**REQUIREMENT**
Without including any picture, repeat the records below exactly.

**DATA TO PROCESS**
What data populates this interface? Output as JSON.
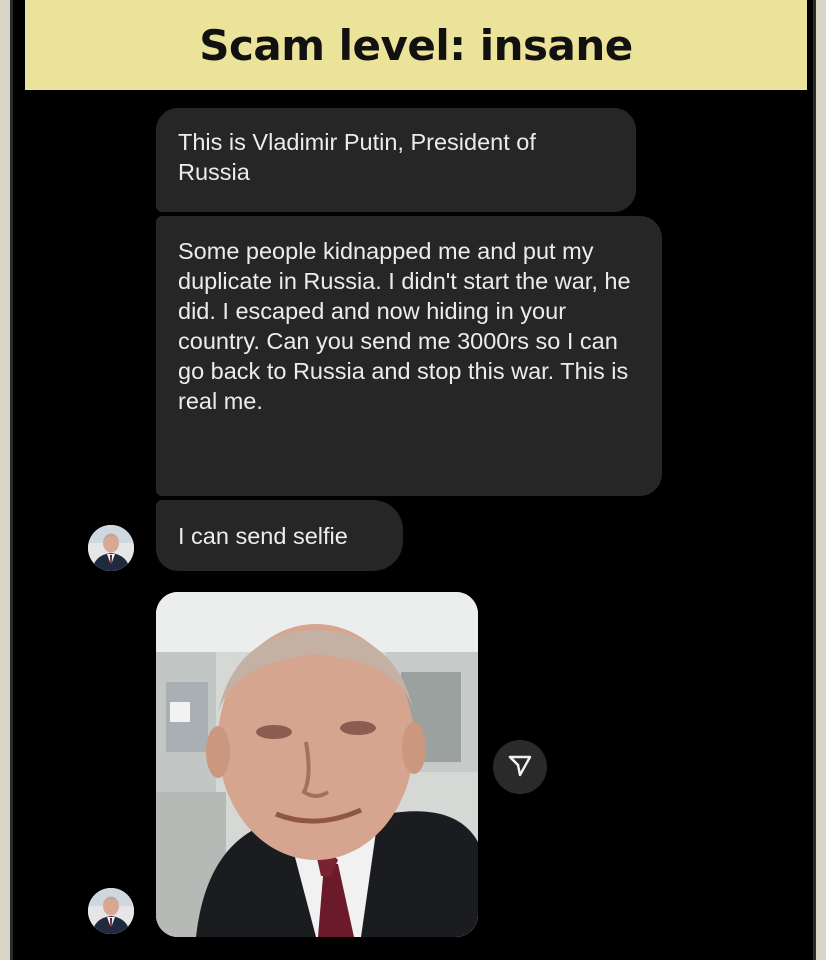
{
  "header": {
    "title": "Scam level: insane"
  },
  "chat": {
    "messages": [
      {
        "text": "This is Vladimir Putin, President of Russia"
      },
      {
        "text": "Some people kidnapped me and put my duplicate in Russia. I didn't start the war, he did. I escaped and now hiding in your country. Can you send me 3000rs so I can go back to Russia and stop this war. This is real me."
      },
      {
        "text": "I can send selfie"
      }
    ],
    "sender_avatar_icon": "avatar-photo",
    "share_icon": "send-arrow-icon",
    "attachment": "selfie-photo"
  },
  "colors": {
    "banner": "#ece39a",
    "background": "#000000",
    "bubble": "#262626",
    "bubble_text": "#ececec"
  }
}
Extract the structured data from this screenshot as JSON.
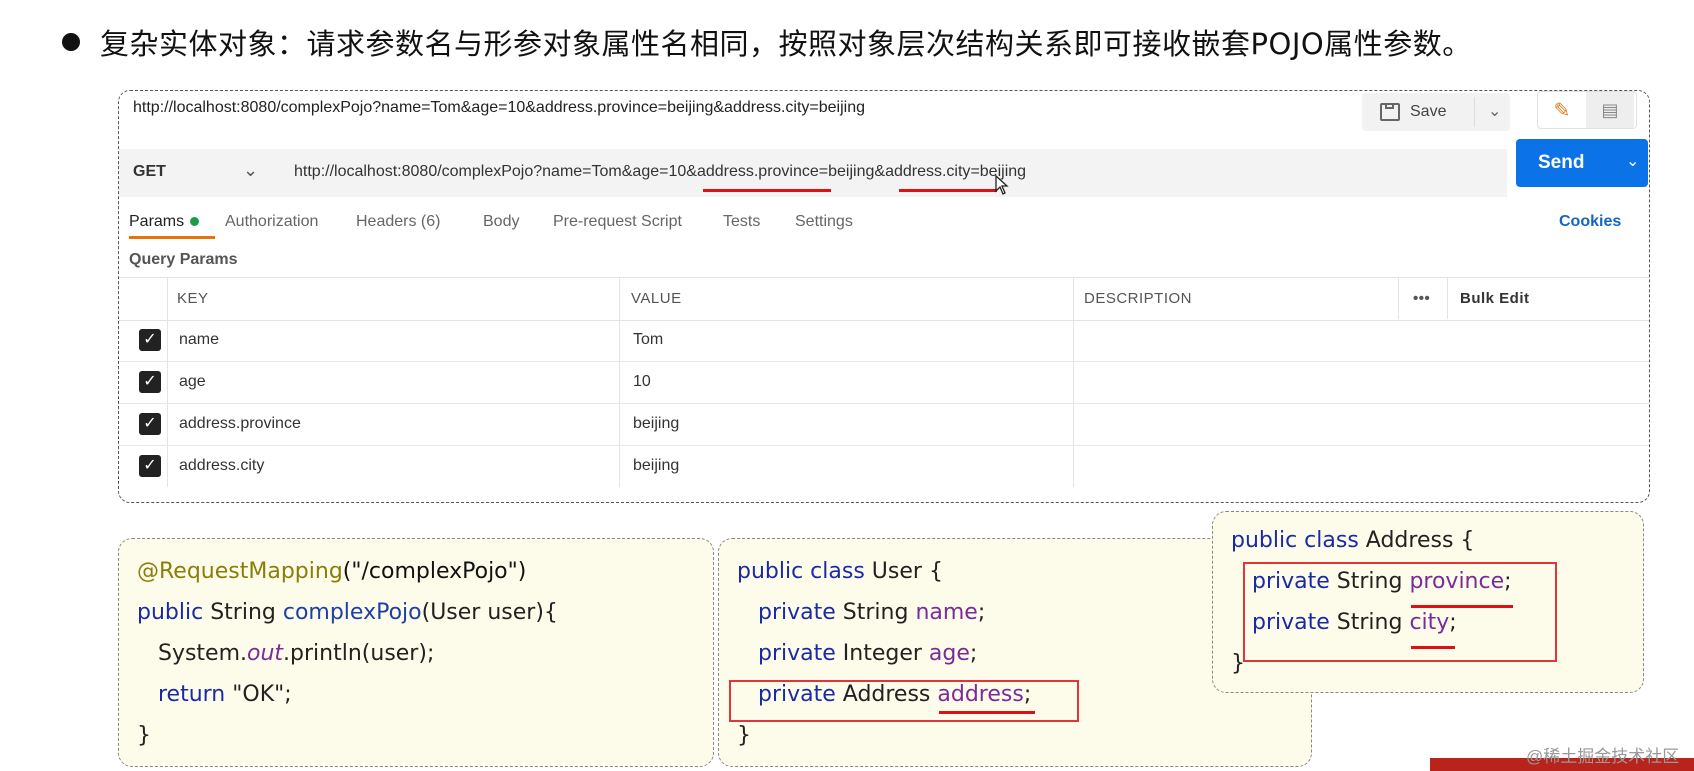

**RESULT OF THIS TASK**
What data populates this interface? Output as JSON.
{
  "header": {
    "title": "Scam level: insane"
  },
  "chat": {
    "messages": [
      {
        "text": "This is Vladimir Putin, President of Russia"
      },
      {
        "text": "Some people kidnapped me and put my duplicate in Russia. I didn't start the war, he did. I escaped and now hiding in your country. Can you send me 3000rs so I can go back to Russia and stop this war. This is real me."
      },
      {
        "text": "I can send selfie"
      }
    ],
    "sender_avatar_icon": "avatar-photo",
    "share_icon": "send-arrow-icon",
    "attachment": "selfie-photo"
  },
  "colors": {
    "banner": "#ece39a",
    "background": "#000000",
    "bubble": "#262626",
    "bubble_text": "#ececec"
  }
}
Extract the structured data from this screenshot as JSON.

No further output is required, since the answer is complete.